Some intellectual property owners, regulators, courts and lawyers have very directly stood at the cross-rounds of intellectual property rights, patents, and the pandemic.
For instance, AbbVie is a drug manufacturer that has announced that it would not enforce its patent rights for an HIV medication knows as Kaletra if it proves effective in combatting COVID-19. Numerous other pharmaceutical companies and medical device companies around the world are wrestling with similar decisions, and relying on lawyers, in-house and outside, to advise them on the best ways to protect property and patients simultaneously, as drugs and methods are developed, and devices manufactured and improved. In fact, on March 31, 2020, a number of scientists and intellectual property lawyers took the Open COVID Pledge, noting that:
Immediate action is required to halt the COVID-19 Pandemic and treat those it has affected. It is a practical and moral imperative that every tool we have at our disposal be applied to develop and deploy technologies on a massive scale without impediment.
We therefore pledge to make our intellectual property available for use in ending the COVID-19 pandemic and minimizing the impact of the disease, free of charge and without encumbrances.
We will implement this pledge expeditiously through a formal license agreement, such as the Open COVID License.

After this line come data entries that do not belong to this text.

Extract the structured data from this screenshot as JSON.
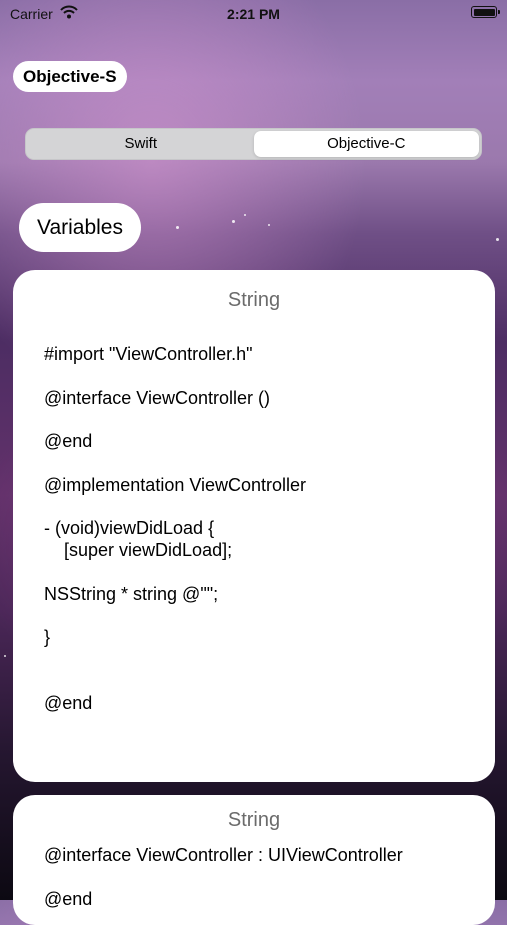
{
  "status_bar": {
    "carrier": "Carrier",
    "time": "2:21 PM"
  },
  "app_title": "Objective-S",
  "segmented_control": {
    "options": [
      "Swift",
      "Objective-C"
    ],
    "selected": "Objective-C"
  },
  "section_title": "Variables",
  "cards": [
    {
      "title": "String",
      "code": "#import \"ViewController.h\"\n\n@interface ViewController ()\n\n@end\n\n@implementation ViewController\n\n- (void)viewDidLoad {\n    [super viewDidLoad];\n\nNSString * string @\"\";\n\n}\n\n\n@end"
    },
    {
      "title": "String",
      "code": "@interface ViewController : UIViewController\n\n@end"
    }
  ],
  "colors": {
    "card_background": "#ffffff",
    "card_title": "#6b6b6b",
    "segment_track": "#d4d4d6"
  }
}
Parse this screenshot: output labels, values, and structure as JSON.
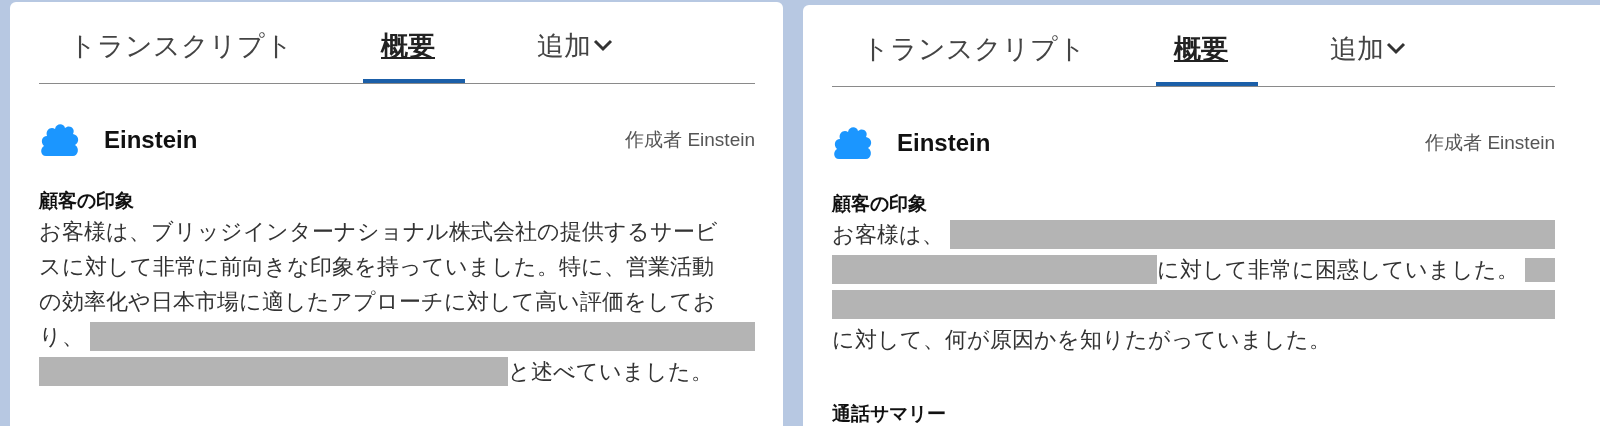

[Open COVID Pledge (emphasis in original)]
They are seeking rights owners to join the pledge as well. Some countries, like Canada, have even laid the ground work for making such results less than voluntary, as Kevin Shipley explained in his ILN post last week.
Yet, others are trying to own the term COVID, with 33 trademark applications pending in the USPTO as of March 30, 2020 that use that term as part of the applied-for mark …